What is post quantum cryptography?
When you break the world’s cyber secrets processes, you need to figure out how to keep secrets again.
Most of us have heard of 1s and 0s as part of our understanding how computers speak and compute in binary; one of two positions, on or off. 1 or 0, bits. Binary is the smallest unit of data in computing.
Encryption uses the same processes and sends instructions to encrypt by using software to break down complex calculations to processes in binary and then return them back as the secured data. This continues in the processing logic of how we run symmetrical, and asymmetrical encryption today. Basically we set instructions for the computer to follow and in that we break down calculations in to binary states and send it to the processor to process. Each step is linear and the calculations today need to remember by the computer in every step that it takes in the path.

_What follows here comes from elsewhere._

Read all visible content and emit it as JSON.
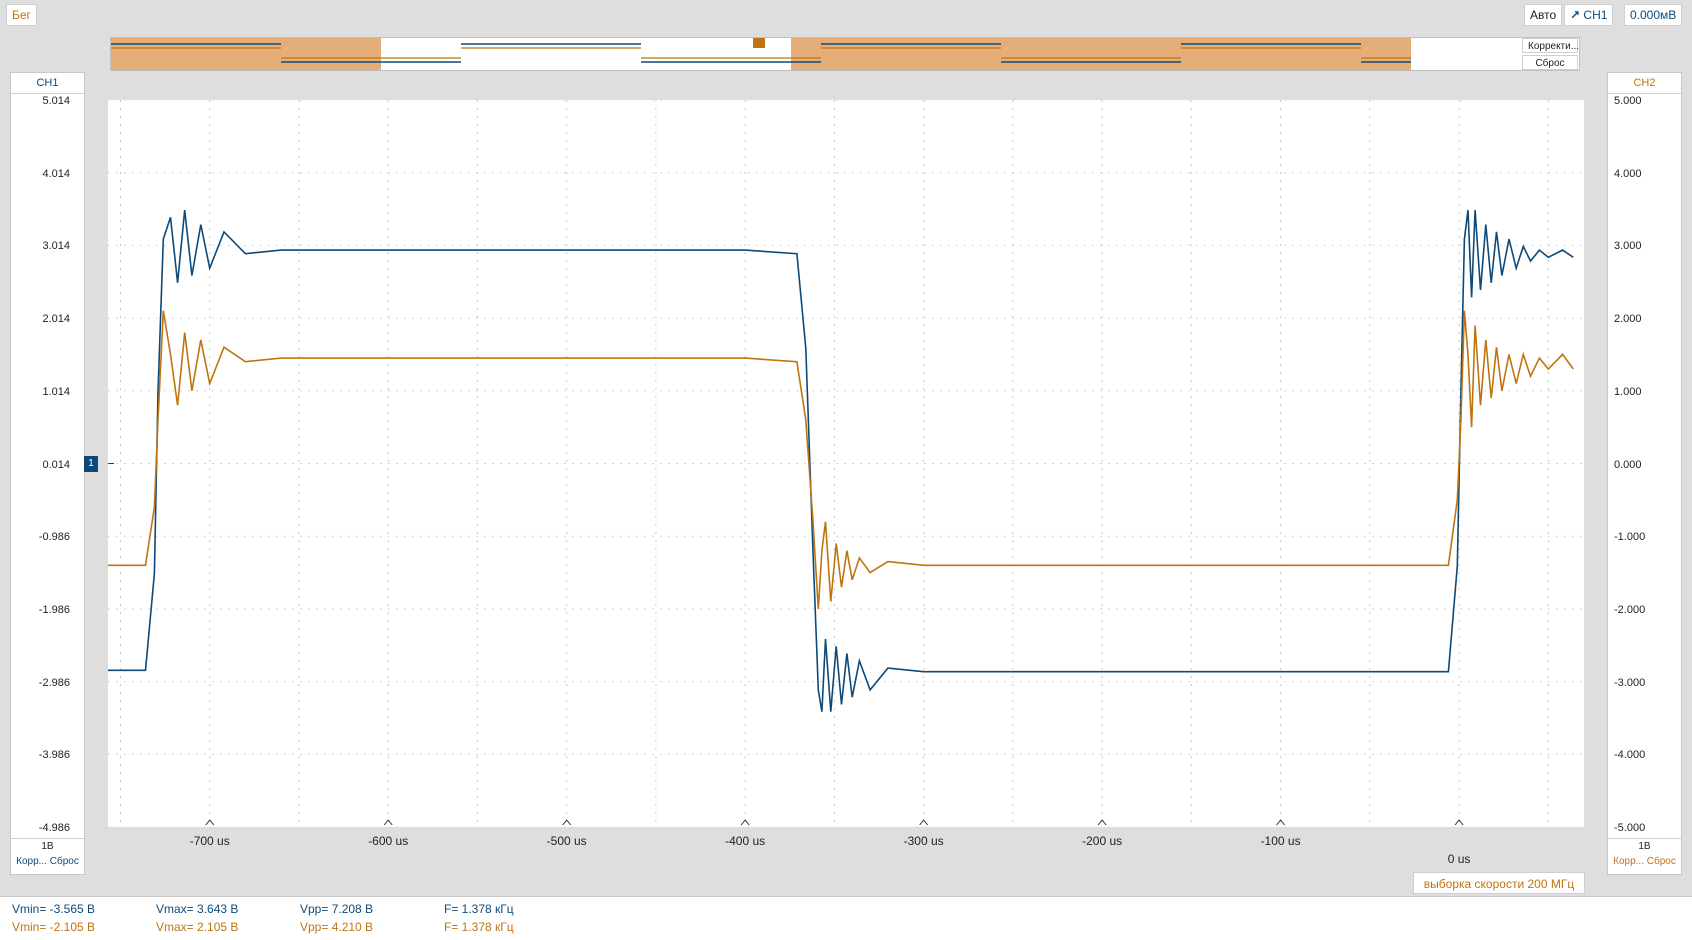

This is a simplified view, but we depend on these processes to be able to trust encryption and decryption in today’s world.
The Quantum Leap
Enter quantum computing where instead of 1s and 0s we use quantum states to produce qubits. A qubit operates in an undefined state, they can both be 0 and 1 at the same time, like being in two places at the same time. We can now tap into the power of individual atoms and molecules, additionally we’re now able to store, process and manipulate information simultaneously in ways that would have never be possible with “classical” computers.
Qubits can come in many forms including atoms, ions, photons and electrons. Unlike their binary cousins, qubits cannot be observed by looking directly at them, remember double slit theory? To measure qubits we have to use special techniques that by reference give us the position and result we’re looking for, this includes lasers to trap atoms and complex mathematical calculations.
Unlike the robustness of our bits and processors today, qubits are fragile. If a qubit accidentally interacts with its surroundings it can be distorted and cause errors, oh and it also needs to be kept at -273 degrees Celsius. Researchers must guard the molecule against two types of noise: shifts in the molecule’s orientation and changes in its angular momentum, and as you can image when dealing with something so small interference can come from a number of obstacles, radio, magnetic, electronic… etc.
As per IBM who are looking to house the largest quantum computer:
“Until now, we’ve relied on supercomputers to solve most problems. These are very large classical computers, often with thousands of classical CPU and GPU cores. However, supercomputers aren’t very good at solving certain types of problems, which seem easy at first glance. This is why we need quantum computers. Quantum computers can create vast multidimensional spaces in which to represent these very large problems. Classical supercomputers cannot do this.”
While fragile, expensive and cutting edge, quantum computing has the ability to disrupt the existing encryption environment built over the last 30 year in a matter of seconds. Today, for example, it would take the Bitcoin network over 70,000,000,000,000,000,000,000,000 (70 septillion) years to crack a single AES-128 (bit) key. Currently, for 100 bits (slightly lower number), where it would take a normal computer 250 steps and an exorbitant amount of time, a quantum computer should only need about 50 steps and minutes or seconds, which means code-breaking would then be no more computationally demanding then processing todays algorithms.
As quantum computers build in size (# of qubits) the ease at which they will break today’s encryption requires a total rebuild of the way we keep secrets and the ability to maintain them.
You can imagine how impactful this will be against our use of modern day encryption, basically it would be able to break everything in an instant, like having a magical key to every single door lock in the world. We need to start thinking about how we’re going to maintain the secrets we don’t want everyone to know.
“The goal of post-quantum cryptography (also called quantum-resistant cryptography) is to develop cryptographic systems that are secure against both quantum and classical computers, and can interoperate with existing communications protocols and networks.
Some engineers even predict that within the next twenty or so years sufficiently large quantum computers will be built to break essentially all public key schemes currently in use. Historically, it has taken almost two decades to deploy our modern public key cryptography infrastructure. Therefore, regardless of whether we can estimate the exact time of the arrival of the quantum computing era, we must begin now to prepare our information security systems to be able to resist quantum computing.”
“Quantum computers have the promise to outperform classical computers for certain tasks, but on currently available quantum hardware they can’t run long algorithms. They have too much noise as they interact with environment, which corrupts the information being processed,” said Marco Cerezo, a physicist specializing in quantum.
“With variational quantum algorithms, we get the best of both worlds. We can harness the power of quantum computers for tasks that classical computers can’t do easily, then use classical computers to compliment the computational power of quantum devices.”
While we wait for the future developments in qubit, materials and manufacturing we can leverage existing capabilities to do some of the “remedial” work. Allowing today’s tech to do what it does best, processing those 1s and 0s so that we can utilize quantum with the capabilities we have today. Google and more already have their strategies into the future:
More can be found here at phys.org
This is the problem and the topic of the next ISC2 Belux chapter event with Phil Zimmermann as we dive in to the Post-Quantum Cryptography world.